Approximately 50.4 percent of officers who used force did not receive force from civilians, an increase over the 43.7 percent of incidents involving civilians using force in 2016, and the 39.3 percent in 2017.

The report was joined by four others offering 2018’s data on overall crime, homicides, hate crimes–all of which experienced decreased numbers–as well as juvenile justice.

According to the state’s data, the homicide rate across all counties dropped by 4.3 percent in 2018, over the previous year.

The statewide robbery rate fell at a similar rate, by 4.5 percent, last year.

California’s motor vehicle theft rate decreased by 8.3 percent in 2018.

Police arrested 17.9 percent fewer kids in 2018 than in 2017. Adult arrest rates experienced a marginal decrease of .1 percent.

There were 5.8 percent fewer felony drug arrests in 2018 than during the previous year. There were 6.1 percent fewer narcotics arrests last year, and 4.3 percent fewer arrests for crimes classified as “dangerous drug offenses.”

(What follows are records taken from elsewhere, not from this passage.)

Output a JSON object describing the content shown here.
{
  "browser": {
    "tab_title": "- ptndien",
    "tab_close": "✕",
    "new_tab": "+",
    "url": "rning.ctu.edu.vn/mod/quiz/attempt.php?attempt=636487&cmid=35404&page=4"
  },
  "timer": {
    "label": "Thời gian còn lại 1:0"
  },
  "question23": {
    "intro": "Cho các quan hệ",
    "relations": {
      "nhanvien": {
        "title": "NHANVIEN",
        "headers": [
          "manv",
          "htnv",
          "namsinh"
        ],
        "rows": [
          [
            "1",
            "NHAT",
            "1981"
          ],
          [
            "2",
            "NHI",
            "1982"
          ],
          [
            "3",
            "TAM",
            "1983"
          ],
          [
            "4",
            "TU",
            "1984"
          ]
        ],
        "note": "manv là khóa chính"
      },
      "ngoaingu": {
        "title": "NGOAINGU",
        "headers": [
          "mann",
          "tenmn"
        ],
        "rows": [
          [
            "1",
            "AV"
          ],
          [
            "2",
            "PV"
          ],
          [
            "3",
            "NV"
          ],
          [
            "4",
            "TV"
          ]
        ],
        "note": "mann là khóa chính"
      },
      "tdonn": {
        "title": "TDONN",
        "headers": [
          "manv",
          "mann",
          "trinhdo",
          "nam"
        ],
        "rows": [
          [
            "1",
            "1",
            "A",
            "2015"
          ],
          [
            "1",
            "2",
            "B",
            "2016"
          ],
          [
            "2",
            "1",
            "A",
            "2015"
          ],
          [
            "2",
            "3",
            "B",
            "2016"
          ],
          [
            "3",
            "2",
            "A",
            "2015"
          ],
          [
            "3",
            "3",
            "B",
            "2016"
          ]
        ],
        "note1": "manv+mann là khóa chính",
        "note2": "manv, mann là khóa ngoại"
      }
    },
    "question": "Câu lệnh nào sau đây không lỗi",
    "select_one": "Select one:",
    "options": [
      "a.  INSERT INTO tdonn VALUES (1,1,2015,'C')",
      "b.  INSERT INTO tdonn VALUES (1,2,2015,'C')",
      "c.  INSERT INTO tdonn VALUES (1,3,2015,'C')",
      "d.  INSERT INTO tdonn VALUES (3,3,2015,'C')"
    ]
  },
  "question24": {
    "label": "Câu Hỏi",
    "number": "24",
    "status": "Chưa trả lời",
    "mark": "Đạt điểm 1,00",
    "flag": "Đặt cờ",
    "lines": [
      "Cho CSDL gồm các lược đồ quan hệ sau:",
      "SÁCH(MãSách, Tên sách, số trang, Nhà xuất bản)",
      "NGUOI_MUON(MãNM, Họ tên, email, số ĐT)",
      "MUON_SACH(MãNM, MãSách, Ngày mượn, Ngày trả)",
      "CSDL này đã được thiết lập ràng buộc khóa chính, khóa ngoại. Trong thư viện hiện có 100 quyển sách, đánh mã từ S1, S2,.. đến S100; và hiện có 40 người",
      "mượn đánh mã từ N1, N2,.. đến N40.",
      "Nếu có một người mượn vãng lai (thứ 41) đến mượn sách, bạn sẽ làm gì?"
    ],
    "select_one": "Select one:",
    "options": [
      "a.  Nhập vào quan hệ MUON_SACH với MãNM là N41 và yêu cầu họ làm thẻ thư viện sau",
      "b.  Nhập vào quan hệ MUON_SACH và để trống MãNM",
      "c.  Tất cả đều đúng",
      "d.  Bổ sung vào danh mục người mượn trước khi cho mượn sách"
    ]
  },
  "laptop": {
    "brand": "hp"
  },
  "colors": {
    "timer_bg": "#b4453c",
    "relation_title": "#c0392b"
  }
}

WitnessLA will dig more deeply into these statistics in the coming weeks. Stay tuned.

“Good policy is rooted in the facts,” said Attorney General Becerra. “With the reports released today, legislators, academics, journalists, and other members of the public will now have the most recent data on our criminal justice system to inform their work. At the California Department of Justice, we know that transparency is an important component to promoting accountability and enhancing trust between law enforcement agencies and the public they serve.”

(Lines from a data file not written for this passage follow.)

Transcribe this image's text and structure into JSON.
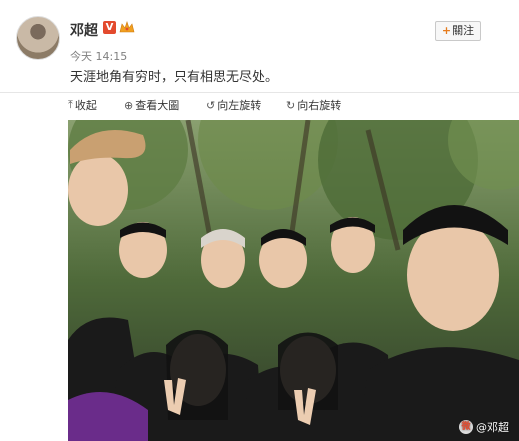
{
  "post": {
    "username": "邓超",
    "timestamp": "今天 14:15",
    "text": "天涯地角有穷时，只有相思无尽处。",
    "follow_label": "關注",
    "verified_badge": "V"
  },
  "toolbar": {
    "collapse_label": "收起",
    "view_large_label": "查看大圖",
    "rotate_left_label": "向左旋转",
    "rotate_right_label": "向右旋转"
  },
  "photo": {
    "watermark": "@邓超"
  },
  "colors": {
    "verified": "#e34a2e",
    "follow_plus": "#e67b1c",
    "text": "#333333",
    "muted": "#808080"
  },
  "icons": [
    "avatar",
    "verified-icon",
    "member-icon",
    "collapse-icon",
    "zoom-icon",
    "rotate-left-icon",
    "rotate-right-icon",
    "weibo-logo-icon"
  ]
}
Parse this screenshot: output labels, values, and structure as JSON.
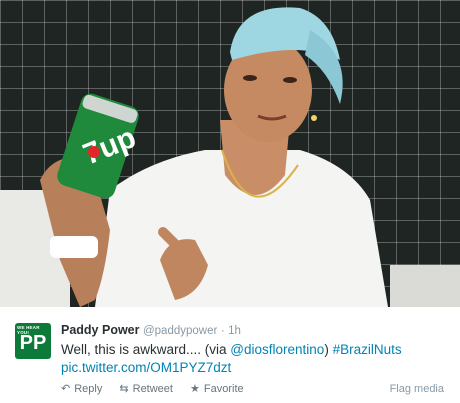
{
  "photo": {
    "can_logo": "7up"
  },
  "tweet": {
    "avatar_tag": "WE HEAR YOU!",
    "avatar_letters": "PP",
    "display_name": "Paddy Power",
    "handle": "@paddypower",
    "separator": "·",
    "time": "1h",
    "text_prefix": "Well, this is awkward.... (via ",
    "mention": "@diosflorentino",
    "text_mid": ") ",
    "hashtag": "#BrazilNuts",
    "link": "pic.twitter.com/OM1PYZ7dzt",
    "actions": [
      {
        "label": "Reply",
        "icon": "reply-icon"
      },
      {
        "label": "Retweet",
        "icon": "retweet-icon"
      },
      {
        "label": "Favorite",
        "icon": "favorite-icon"
      }
    ],
    "flag_media": "Flag media"
  }
}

  • WHAT? 75% of the significant uses of force were against WHITES and LATINOS? Everything I’ve seen in the media lead me to believe officers only beat up and shot black people.

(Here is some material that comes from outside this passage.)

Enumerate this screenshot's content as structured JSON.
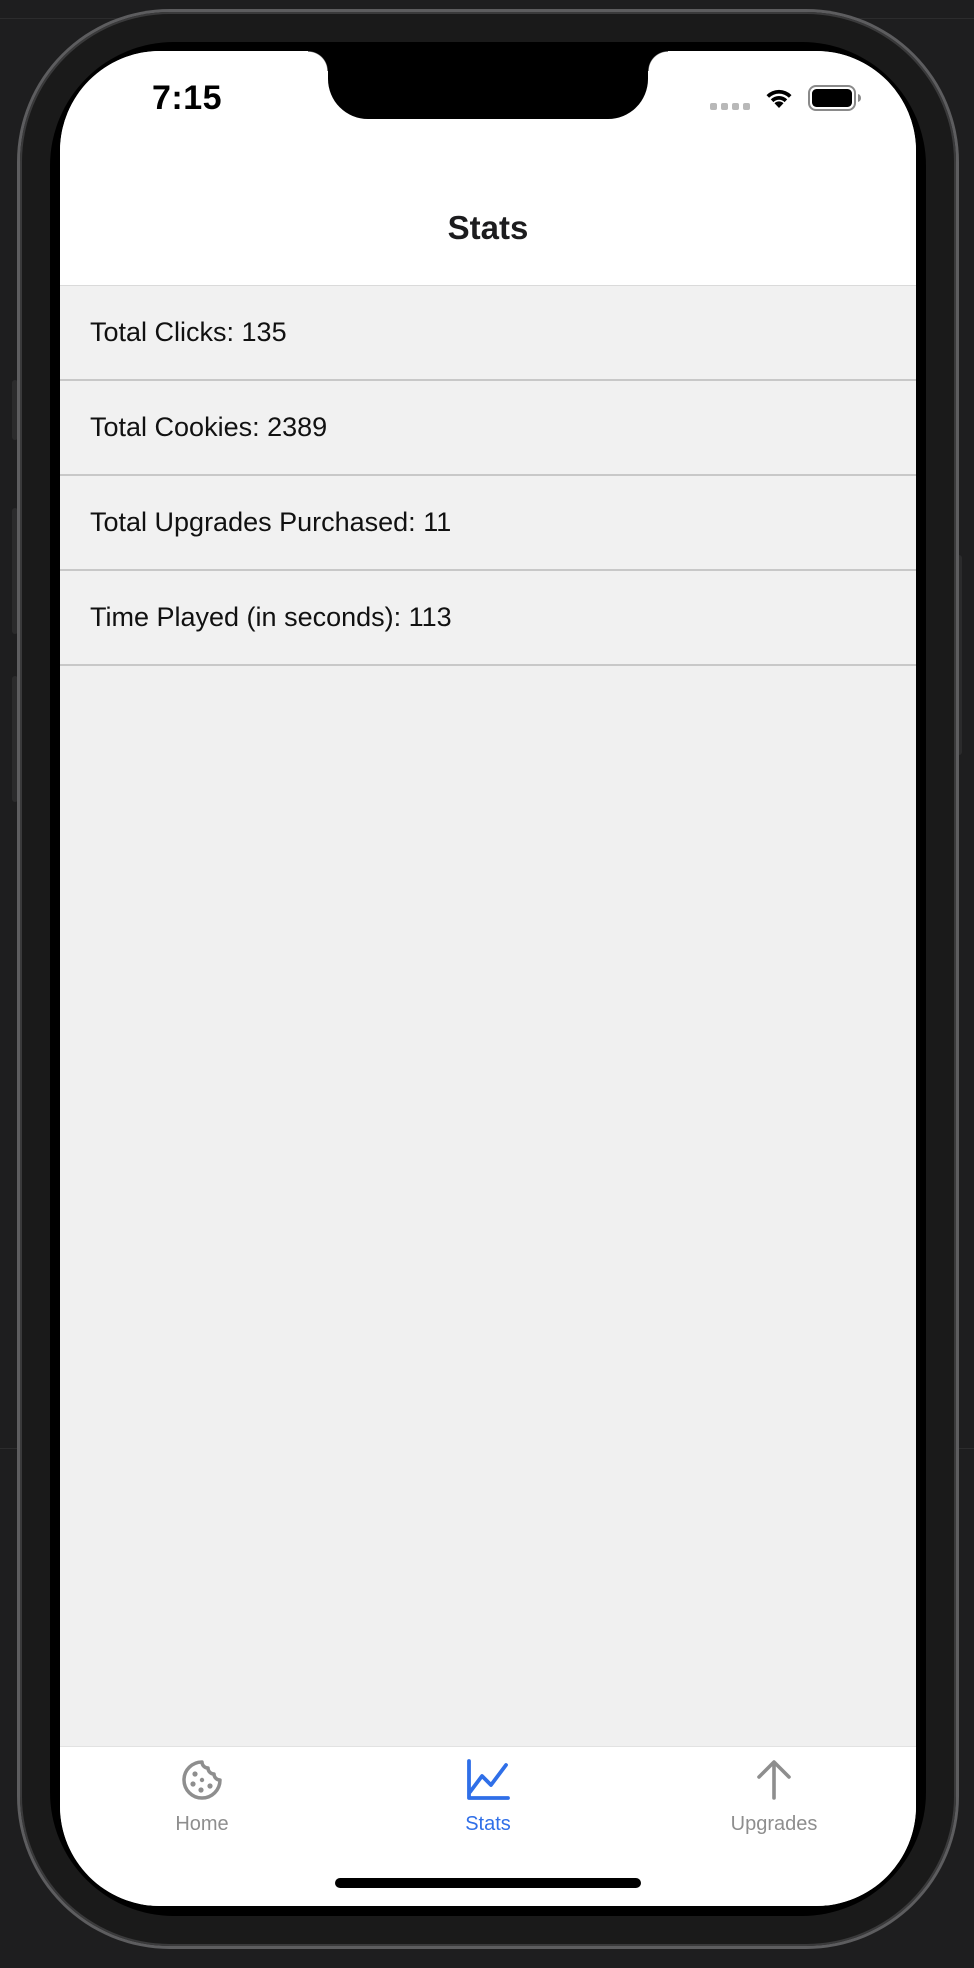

    Taylor, used by civilians, “cop” can be considered derogatory. I’m not at all sensitive, but when the context is them being shot and the person using the term isn’t particularly “cop” friendly, it’s disrespectful.

  • Telling in so many ways.

    One thing the chart shows is that it appears the overwhelming number of force incidents are not due to police simply driving around down the street like an occupying force and looking to terrorize innocent people. This is totally opposite the picture groups like the ACLU, irresponsible members of the government, activist groups and the media like to portray. Apparently, the majority of force incidents are a result of the police responding to calls for service. It wasn’t due to the police looking for trouble, but trouble coming their way as a matter of simply doing the job they were hired to do.

    Maybe the legislature and ACLU should put forth a bill to prevent the police from responding to Calls for Service since those contacts lead to so many use of force incidents. Perhaps there could be a pre-screen by a non law enforcement entity of 911 calls to the police so they could prescreen, divert and route calls appropriately?

    We clearly need to limit the police going to calls for service for the safety of the people.

  • This data I trust, since it was a result of mandated changes on how police departments collect and report information relating to force incidents and the people they contacted. These statistics are a result of what activist groups, ACLU, state legislators and “transparency advocates” wanted. Now, if the data does not appear to support many of their claims, it is a shame since many laws and negative consequences came as a result of isolated incidents that were blown way out of proportion and used as a basis to tear down police departments, ruin careers and change/create laws that did not require it.

    Well, now here we are.

  • One glaring fact that was omitted was the total number of contacts versus the contacts that ended in a use of force. Huge statistic that is inconvenient for some people to acknowledge, because the numbers being tossed around all of a sudden lose their relative significance when it turns out we’re comparing a few hundred cases here or there against the backdrop of MILLIONS of contacts that do not result in a use of force. The medical profession could only wish to be as successful as law enforcement, as medical malpractice is known to kill upwards of 200,000 people across the USA every year.

Leave a Comment